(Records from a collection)
((

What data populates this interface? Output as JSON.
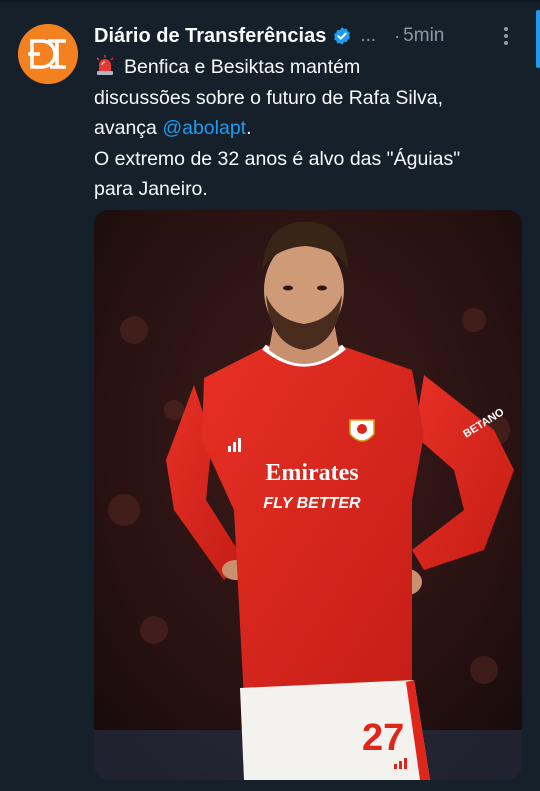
{
  "author": {
    "name": "Diário de Transferências",
    "handle_truncated": "...",
    "time_separator": "·",
    "time": "5min",
    "avatar_icon": "dt-logo-icon",
    "avatar_color": "#f4811f",
    "verified_color": "#1d9bf0"
  },
  "tweet": {
    "line1": "Benfica e Besiktas mantém",
    "line2": "discussões sobre o futuro de Rafa Silva,",
    "line3_prefix": "avança",
    "mention": "@abolapt",
    "line3_suffix": ".",
    "line4": "O extremo de 32 anos é alvo das \"Águias\"",
    "line5": "para Janeiro.",
    "emoji_icon": "siren-icon"
  },
  "media": {
    "jersey_sponsor_1": "Emirates",
    "jersey_sponsor_2": "FLY BETTER",
    "jersey_number": "27",
    "sleeve_sponsor": "BETANO",
    "jersey_color": "#e0251b"
  }
}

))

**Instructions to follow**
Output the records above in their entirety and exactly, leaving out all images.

**Written response**
What data populates this interface? Output as JSON.
{
  "author": {
    "name": "Diário de Transferências",
    "handle_truncated": "...",
    "time_separator": "·",
    "time": "5min",
    "avatar_icon": "dt-logo-icon",
    "avatar_color": "#f4811f",
    "verified_color": "#1d9bf0"
  },
  "tweet": {
    "line1": "Benfica e Besiktas mantém",
    "line2": "discussões sobre o futuro de Rafa Silva,",
    "line3_prefix": "avança",
    "mention": "@abolapt",
    "line3_suffix": ".",
    "line4": "O extremo de 32 anos é alvo das \"Águias\"",
    "line5": "para Janeiro.",
    "emoji_icon": "siren-icon"
  },
  "media": {
    "jersey_sponsor_1": "Emirates",
    "jersey_sponsor_2": "FLY BETTER",
    "jersey_number": "27",
    "sleeve_sponsor": "BETANO",
    "jersey_color": "#e0251b"
  }
}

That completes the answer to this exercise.